When you watch Bryon Kittleson plant corn you almost do a double take. He’s pulling two 12-row planters, one in front of the other, and he’s planting in twin rows.
The Welcome, MN, farmer has been experimenting with twin rows on corn and soybeans for eight years. “All of our side-by-side tests (30 in. vs. twin rows) have shown a 4-5% yield bump with twin-row corn,” he says. “On beans, we usually see a half- to 3-bu./acre advantage with twins.”
For Kittleson, twin rows on corn mean he’s planting two rows 5-1/2 in. apart on 30-in. centers using two White 6900 planters. That 5-1/2-in. spacing allows the corn head to easily harvest without losing ears. Earlier, he found problems at harvest when he planted corn in 7-8 in. twins.

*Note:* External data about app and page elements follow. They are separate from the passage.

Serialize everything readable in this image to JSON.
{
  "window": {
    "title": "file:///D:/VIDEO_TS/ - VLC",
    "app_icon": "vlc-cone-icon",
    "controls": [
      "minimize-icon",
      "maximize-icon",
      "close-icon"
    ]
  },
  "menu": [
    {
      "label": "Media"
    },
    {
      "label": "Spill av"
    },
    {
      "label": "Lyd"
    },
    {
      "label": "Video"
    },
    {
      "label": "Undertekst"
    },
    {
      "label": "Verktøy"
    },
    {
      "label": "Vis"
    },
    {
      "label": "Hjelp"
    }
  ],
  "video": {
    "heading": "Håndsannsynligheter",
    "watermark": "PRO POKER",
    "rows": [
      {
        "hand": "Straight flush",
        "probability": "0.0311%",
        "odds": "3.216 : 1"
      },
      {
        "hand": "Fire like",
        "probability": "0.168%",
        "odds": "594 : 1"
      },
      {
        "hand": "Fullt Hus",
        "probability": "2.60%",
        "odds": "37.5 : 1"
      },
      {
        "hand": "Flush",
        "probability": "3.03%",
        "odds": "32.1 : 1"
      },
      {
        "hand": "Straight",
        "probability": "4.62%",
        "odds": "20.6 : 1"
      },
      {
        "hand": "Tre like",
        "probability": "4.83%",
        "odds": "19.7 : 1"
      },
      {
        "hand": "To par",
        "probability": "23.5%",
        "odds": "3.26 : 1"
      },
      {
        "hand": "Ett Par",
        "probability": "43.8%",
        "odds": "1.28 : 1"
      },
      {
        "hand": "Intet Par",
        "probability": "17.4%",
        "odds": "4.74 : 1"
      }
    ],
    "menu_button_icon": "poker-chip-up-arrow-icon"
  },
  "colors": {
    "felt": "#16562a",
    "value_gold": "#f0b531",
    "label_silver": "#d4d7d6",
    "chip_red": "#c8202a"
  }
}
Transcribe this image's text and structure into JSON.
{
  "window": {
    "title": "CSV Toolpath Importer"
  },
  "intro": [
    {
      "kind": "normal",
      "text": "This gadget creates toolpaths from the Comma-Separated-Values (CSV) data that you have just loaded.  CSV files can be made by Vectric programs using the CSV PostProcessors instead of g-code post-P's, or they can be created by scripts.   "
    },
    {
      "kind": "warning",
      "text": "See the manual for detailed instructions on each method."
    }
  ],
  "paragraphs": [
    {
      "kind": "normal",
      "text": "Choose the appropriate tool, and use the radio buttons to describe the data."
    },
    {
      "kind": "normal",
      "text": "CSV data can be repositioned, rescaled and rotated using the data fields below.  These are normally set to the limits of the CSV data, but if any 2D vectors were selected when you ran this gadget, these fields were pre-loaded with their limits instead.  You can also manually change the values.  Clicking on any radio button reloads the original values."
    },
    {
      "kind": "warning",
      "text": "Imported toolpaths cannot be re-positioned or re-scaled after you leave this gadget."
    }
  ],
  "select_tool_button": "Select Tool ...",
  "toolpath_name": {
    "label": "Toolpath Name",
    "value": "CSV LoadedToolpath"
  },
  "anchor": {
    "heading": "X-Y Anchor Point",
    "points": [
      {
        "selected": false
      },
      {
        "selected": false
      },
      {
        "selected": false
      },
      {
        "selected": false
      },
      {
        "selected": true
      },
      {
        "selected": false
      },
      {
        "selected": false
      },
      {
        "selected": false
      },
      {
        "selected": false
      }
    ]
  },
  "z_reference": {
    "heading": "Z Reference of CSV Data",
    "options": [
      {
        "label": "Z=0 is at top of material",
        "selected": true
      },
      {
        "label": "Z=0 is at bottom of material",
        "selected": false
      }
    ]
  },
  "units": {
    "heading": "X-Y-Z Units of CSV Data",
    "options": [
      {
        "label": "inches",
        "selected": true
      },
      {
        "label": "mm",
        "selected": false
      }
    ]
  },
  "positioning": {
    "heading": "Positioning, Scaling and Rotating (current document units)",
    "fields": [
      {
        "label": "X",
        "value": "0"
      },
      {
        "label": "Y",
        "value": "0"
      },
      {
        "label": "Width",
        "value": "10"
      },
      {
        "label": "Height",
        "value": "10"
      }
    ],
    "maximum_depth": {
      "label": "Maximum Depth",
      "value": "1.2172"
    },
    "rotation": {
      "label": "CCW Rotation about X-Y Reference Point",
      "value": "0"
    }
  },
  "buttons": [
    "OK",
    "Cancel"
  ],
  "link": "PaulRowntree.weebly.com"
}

For soybeans, he’s using 2-1/2 in. cylinder stops so twin row beans are planted 8 in. apart. For the last six years he’s been all twin rows on 500 acres. In 2007 he added the second White planter. Before that he was pulling a modified JD 7100 behind the front White 6900.
“I’m not trying to plant in a perfect Z pattern with my setup,” Kittleson says. “It’s more of a jagged pattern. And I don’t set the planters at the same plant population. I set the front one 18% higher than the back one so it gives us fewer plants that end up side by side.”
Kittleson has tried 15-in. rows, too. On soybeans he saw a little boost in wet years, but more in a dry year. “With our heavy soil and use of manure, we ended up with a lot of white mold problems on soybeans,” he says. “We get less white mold with twins because there’s more air circulating between the rows. Also, I found that I needed to cut plant populations in fields with white mold problems.”
Nailing the right plant population rate is a trick, Kittleson admits. Two years ago he planted beans at a 166,000 population rate, the next year 155,000 and last year he was at 140,000. He now plants corn at 34,500.
He hasn’t observed any real downside to twins. In fact, when it comes to wind damage, he’s found the twin rows usually stand better than corn in 30-in rows.
“I wanted the yield gains from 20-in. rows, but I didn’t want the costs of trading planters or having to buy a new corn head,” Kittleson says. “That’s when I decided to try the twin-row idea.”
The first year he tried twins on corn, he did it on 37 acres behind the house – so the neighbors couldn’t see. Those days are long gone, however.
In fact, Kittleson is now cooperating with the University of Minnesota in a two-year twin-row study looking at plant populations on twin rows vs. 30-in. rows. Results are pending.